Improving students' long-term knowledge retention through personalized review

Psychol Sci. 2014 Mar;25(3):639-47. doi: 10.1177/0956797613504302. Epub 2014 Jan 20.


Human memory is imperfect; thus, periodic review is required for the long-term preservation of knowledge and skills. However, students at every educational level are challenged by an ever-growing amount of material to review and an ongoing imperative to master new material. We developed a method for efficient, systematic, personalized review that combines statistical techniques for inferring individual differences with a psychological theory of memory. The method was integrated into a semester-long middle-school foreign-language course via retrieval-practice software. Using a cumulative exam administered after the semester's end, we compared time-matched review strategies and found that personalized review yielded a 16.5% boost in course retention over current educational practice (massed study) and a 10.0% improvement over a one-size-fits-all strategy for spaced study.

Keywords: Bayesian modeling; adaptive scheduling; classroom education; declarative memory; educational psychology; individual differences; long-term memory; spacing effect.

Publication types

  • Research Support, Non-U.S. Gov't
  • Research Support, U.S. Gov't, Non-P.H.S.

MeSH terms
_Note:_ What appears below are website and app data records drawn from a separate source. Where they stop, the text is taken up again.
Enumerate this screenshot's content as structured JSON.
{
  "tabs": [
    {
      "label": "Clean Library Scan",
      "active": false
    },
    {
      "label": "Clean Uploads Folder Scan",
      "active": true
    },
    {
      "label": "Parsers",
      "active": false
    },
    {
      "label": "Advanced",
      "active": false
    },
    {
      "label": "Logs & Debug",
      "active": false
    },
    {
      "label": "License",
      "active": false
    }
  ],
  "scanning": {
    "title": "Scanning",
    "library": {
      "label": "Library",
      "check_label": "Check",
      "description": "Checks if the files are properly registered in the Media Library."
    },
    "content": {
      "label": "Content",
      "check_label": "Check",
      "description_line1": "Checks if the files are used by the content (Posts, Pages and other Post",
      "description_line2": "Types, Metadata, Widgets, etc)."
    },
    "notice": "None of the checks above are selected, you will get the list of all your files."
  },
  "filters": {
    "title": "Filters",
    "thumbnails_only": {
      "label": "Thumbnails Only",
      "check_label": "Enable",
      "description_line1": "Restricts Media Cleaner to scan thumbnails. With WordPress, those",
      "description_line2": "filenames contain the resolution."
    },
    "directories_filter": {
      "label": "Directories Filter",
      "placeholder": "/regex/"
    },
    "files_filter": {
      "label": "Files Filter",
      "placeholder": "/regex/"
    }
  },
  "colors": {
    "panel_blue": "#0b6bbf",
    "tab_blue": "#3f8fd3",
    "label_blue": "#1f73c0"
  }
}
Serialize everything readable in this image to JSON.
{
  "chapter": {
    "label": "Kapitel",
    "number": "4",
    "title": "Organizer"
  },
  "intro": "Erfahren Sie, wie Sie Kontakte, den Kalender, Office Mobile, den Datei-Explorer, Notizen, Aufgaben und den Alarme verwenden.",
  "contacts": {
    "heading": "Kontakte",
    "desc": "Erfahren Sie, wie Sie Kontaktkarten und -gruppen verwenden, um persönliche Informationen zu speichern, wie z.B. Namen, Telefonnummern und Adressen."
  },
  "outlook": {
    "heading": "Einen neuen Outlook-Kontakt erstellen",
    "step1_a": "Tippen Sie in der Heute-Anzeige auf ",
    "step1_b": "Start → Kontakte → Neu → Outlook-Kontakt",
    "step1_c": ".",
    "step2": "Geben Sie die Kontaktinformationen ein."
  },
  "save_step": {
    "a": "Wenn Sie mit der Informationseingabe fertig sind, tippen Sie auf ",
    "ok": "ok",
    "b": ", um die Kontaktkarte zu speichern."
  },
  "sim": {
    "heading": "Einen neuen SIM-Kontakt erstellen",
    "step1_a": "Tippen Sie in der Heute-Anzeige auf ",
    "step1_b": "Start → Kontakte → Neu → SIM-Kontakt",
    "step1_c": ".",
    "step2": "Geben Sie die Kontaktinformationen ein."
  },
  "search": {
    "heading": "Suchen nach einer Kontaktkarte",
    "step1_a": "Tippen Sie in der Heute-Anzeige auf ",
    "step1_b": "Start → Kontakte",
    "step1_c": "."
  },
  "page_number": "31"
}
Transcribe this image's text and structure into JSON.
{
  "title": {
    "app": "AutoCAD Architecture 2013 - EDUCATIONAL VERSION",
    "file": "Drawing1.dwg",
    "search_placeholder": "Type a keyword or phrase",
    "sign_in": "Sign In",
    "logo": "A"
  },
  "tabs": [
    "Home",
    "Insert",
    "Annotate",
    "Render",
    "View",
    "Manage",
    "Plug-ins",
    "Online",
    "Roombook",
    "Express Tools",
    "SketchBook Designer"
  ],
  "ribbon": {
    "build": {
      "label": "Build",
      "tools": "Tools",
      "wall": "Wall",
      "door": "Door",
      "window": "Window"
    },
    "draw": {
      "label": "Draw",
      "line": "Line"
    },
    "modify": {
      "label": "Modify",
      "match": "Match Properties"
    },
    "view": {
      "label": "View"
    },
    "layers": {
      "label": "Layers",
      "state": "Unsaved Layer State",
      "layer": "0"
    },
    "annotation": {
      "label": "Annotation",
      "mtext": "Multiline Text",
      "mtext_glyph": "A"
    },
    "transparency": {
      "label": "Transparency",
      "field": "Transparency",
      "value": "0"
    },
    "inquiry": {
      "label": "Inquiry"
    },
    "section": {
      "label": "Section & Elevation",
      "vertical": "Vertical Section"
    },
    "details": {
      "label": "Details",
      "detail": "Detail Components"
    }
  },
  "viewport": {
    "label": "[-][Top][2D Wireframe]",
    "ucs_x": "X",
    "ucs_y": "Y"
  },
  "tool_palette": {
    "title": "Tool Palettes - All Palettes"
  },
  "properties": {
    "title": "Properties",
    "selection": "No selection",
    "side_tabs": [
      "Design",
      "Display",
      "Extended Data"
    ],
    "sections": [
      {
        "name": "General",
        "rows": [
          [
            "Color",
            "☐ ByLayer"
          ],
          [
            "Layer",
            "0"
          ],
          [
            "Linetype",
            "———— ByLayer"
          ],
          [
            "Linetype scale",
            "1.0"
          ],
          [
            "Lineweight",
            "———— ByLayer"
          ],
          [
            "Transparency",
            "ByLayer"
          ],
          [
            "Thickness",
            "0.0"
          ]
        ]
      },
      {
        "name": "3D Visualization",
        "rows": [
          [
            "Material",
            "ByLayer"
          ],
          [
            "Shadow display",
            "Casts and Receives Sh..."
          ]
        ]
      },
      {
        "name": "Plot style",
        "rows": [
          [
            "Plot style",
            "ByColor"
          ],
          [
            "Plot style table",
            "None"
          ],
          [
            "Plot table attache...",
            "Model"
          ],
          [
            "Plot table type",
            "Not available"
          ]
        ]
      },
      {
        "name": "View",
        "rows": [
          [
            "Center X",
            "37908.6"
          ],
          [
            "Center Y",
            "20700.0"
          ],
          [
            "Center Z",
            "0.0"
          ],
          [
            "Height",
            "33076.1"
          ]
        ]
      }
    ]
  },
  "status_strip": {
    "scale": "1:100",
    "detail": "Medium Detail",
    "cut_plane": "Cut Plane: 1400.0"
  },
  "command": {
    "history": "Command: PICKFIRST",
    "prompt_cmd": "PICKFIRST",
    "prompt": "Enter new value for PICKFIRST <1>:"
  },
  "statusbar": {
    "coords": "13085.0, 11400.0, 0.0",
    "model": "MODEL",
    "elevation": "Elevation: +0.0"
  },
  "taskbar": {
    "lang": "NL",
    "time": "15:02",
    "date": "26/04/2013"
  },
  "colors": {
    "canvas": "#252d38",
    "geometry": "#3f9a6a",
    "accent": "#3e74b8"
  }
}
  • Adolescent
  • Bayes Theorem
  • Child
  • Education / methods*
  • Humans
  • Individuality
  • Knowledge
  • Language
  • Memory, Long-Term*
  • Retention, Psychology*
  • Software
  • Test Taking Skills*
  • Time Factors